Study: UK firms fear tax threat most

Private equity firms in the UK feel that potential changes to the way capital gains are taxed could endanger the country’s position as an industry hub.

As the UK goes to the polls to vote for the next government, private equity practitioners in the country consider proposed changes to the tax regime as posing the largest threat to the UK’s attractiveness as a base for their firms, according to a survey by the private equity partner and fund finance team at banking group Investec.

UK taxes: Keeping
GPs awake at night

A potential increase in the rate of capital gains tax was regarded as the most significant threat, followed by the rate of tax levied on carried interest, said the survey of 92 UK-based private equity practitioners.

The EU’s proposed directive on the regulation of alternative investments ranked third.

“The next government must take very seriously the risk posed to the UK’s position as a hub for the private equity industry,” said Investec’s Simon Hamilton in a statement.  “Punitive levels of taxation could soon drive these talented individuals overseas, which could undermine a potential pillar of future economic growth.”

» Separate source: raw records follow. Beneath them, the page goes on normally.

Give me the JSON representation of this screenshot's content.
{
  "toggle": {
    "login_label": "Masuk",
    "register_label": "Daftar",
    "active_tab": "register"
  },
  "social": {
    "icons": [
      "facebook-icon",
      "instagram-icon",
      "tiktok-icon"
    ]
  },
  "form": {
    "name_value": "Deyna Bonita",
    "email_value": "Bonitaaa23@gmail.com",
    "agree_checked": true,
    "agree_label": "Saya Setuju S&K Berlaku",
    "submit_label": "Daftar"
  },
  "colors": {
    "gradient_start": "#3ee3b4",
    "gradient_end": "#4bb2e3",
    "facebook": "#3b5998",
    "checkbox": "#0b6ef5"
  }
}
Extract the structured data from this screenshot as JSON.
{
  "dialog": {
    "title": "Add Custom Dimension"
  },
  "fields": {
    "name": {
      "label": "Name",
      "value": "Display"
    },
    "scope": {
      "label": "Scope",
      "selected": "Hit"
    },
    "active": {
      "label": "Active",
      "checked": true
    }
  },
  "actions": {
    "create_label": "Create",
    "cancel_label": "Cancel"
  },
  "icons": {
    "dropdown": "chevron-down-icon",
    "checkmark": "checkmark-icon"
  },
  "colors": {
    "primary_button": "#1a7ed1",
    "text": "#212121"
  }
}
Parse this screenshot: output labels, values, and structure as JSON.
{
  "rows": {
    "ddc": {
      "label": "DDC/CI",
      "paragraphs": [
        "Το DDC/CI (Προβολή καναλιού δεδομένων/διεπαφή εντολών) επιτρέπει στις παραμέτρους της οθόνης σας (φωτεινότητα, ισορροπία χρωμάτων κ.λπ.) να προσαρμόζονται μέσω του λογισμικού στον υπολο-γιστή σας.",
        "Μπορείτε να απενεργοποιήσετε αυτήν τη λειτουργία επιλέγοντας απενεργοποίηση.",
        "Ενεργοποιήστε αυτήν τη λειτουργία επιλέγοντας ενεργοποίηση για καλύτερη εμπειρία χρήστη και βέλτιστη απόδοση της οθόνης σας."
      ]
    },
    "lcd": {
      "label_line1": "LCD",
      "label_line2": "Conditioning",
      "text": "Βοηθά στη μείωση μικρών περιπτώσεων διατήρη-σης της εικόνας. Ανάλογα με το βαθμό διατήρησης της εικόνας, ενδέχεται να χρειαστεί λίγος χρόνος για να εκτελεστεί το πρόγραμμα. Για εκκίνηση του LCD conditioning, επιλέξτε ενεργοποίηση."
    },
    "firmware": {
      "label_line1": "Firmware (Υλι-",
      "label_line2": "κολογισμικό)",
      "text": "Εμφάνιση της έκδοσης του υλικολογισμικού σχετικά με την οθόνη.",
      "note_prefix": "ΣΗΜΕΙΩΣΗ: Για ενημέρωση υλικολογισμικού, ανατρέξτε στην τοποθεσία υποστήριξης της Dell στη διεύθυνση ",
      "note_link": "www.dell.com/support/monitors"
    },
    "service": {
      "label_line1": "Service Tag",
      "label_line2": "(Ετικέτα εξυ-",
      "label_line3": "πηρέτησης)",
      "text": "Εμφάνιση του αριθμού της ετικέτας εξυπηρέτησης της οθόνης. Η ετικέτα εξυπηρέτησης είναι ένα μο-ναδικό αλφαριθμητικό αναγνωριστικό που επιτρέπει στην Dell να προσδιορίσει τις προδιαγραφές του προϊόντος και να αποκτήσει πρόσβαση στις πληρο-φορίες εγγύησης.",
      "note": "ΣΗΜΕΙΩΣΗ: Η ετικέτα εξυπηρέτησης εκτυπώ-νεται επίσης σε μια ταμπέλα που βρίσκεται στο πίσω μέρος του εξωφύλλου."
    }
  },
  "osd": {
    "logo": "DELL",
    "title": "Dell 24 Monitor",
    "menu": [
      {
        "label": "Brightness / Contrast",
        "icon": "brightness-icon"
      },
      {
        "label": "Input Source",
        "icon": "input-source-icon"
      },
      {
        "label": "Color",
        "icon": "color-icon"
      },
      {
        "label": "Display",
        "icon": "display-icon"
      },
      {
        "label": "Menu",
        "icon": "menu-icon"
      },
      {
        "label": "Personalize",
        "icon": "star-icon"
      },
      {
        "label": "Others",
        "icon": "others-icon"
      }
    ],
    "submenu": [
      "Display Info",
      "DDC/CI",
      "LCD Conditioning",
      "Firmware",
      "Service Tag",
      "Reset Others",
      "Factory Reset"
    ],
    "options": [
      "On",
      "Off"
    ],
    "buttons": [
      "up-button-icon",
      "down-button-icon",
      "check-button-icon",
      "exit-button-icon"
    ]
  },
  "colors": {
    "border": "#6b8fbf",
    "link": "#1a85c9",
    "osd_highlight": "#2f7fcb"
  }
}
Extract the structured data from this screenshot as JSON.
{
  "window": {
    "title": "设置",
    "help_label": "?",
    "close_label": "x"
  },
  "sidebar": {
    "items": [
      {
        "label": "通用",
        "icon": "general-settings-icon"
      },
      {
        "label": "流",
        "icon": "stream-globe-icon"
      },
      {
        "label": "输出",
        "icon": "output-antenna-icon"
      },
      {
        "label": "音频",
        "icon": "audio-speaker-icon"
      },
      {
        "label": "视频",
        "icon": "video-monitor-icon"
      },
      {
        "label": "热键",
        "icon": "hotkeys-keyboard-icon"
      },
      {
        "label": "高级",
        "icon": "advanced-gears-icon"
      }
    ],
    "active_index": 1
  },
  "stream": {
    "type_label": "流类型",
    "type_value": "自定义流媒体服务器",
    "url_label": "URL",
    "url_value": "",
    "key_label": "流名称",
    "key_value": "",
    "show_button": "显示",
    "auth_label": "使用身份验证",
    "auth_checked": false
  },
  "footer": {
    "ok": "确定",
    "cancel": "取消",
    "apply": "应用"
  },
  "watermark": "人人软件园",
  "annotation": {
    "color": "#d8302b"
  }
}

Among the tax measures proposed by the various political parties, a hike in the tax on capital gains in the Liberal Democrat manifesto has proved the least palatable to the UK’s private equity industry. It proposes taxing CGT at the same level as income tax.  This could effectively mean a rise from 18 percent to 50 percent.

Simon Walker, chief executive of the British Private Equity and Venture Capital Association, described the proposal as “completely dotty”. It would, he said, “lead to lower tax revenues as transactions would be put on hold, and it would send a very negative message internationally about the UK as a place in which to base and grow a business.”